• _The task_
Collect from the data below each line with "elevation".
########################################
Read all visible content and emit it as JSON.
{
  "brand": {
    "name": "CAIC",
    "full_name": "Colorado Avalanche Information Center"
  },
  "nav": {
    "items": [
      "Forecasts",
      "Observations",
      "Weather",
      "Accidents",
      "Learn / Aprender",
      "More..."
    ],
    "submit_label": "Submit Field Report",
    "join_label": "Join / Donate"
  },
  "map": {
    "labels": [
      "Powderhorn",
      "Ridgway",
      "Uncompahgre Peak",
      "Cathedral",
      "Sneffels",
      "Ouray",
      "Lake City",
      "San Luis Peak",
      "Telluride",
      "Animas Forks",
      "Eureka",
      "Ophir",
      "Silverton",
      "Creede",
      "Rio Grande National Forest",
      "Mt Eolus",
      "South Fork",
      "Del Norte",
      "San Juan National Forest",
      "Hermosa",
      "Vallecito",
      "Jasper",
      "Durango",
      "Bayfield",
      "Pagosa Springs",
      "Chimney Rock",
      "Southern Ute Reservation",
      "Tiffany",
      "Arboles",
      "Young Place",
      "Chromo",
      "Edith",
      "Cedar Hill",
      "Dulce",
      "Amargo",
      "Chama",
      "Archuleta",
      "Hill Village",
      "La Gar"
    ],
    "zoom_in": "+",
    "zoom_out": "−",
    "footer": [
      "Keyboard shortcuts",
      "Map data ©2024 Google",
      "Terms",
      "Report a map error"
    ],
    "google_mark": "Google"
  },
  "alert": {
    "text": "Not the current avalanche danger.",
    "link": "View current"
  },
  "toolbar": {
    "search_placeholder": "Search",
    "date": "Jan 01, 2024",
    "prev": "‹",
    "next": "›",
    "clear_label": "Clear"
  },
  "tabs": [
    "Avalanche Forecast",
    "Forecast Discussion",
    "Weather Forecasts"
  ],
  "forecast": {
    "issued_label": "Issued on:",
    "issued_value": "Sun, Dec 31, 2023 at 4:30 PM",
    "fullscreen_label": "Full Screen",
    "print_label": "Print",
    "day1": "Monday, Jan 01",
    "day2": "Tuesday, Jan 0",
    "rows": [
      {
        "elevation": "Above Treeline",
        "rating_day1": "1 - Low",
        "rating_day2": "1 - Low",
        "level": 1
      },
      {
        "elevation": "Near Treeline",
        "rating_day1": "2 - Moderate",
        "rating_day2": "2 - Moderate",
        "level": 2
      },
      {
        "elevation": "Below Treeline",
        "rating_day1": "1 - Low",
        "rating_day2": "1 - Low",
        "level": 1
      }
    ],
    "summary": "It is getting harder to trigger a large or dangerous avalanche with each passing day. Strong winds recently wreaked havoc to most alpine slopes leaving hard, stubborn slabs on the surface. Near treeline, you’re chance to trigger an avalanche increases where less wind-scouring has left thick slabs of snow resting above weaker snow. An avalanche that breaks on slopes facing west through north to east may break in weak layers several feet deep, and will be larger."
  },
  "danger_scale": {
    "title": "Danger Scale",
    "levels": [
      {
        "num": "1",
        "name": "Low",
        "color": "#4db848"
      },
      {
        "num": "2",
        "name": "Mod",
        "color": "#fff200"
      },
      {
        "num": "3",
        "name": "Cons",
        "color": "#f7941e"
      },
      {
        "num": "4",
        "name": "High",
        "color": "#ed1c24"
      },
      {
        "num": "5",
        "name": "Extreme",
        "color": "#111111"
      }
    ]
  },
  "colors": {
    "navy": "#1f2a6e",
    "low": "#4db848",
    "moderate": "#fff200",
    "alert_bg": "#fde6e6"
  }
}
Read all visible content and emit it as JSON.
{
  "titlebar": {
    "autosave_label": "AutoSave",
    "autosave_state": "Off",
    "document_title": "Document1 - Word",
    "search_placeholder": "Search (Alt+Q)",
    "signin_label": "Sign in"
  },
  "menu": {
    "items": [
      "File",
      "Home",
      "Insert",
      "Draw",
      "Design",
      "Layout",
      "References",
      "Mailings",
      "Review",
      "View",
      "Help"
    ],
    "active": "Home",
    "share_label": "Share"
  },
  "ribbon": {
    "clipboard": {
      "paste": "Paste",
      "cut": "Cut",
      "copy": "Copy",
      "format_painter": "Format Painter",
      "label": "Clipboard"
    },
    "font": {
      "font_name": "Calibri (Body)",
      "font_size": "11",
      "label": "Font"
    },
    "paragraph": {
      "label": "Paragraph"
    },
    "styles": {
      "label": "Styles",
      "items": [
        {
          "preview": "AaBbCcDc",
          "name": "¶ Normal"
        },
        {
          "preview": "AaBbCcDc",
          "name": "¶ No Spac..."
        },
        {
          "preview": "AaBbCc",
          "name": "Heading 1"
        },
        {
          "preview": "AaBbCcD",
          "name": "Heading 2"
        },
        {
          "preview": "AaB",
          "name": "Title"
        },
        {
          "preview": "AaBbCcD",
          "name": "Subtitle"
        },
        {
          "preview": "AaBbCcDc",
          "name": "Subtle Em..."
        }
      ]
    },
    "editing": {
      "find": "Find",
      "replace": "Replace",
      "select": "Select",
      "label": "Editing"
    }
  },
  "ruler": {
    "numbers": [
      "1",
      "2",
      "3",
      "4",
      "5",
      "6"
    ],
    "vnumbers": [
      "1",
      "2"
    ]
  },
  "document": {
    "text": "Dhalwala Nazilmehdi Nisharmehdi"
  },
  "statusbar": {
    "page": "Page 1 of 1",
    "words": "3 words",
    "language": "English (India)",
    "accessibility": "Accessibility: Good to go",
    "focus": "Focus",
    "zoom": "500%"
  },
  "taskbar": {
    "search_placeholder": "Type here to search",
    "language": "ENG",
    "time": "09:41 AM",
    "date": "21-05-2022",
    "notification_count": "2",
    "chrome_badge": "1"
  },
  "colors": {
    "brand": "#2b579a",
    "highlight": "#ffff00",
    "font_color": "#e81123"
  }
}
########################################
• _Response for this exercise_
        "elevation": "Above Treeline",
        "elevation": "Near Treeline",
        "elevation": "Below Treeline",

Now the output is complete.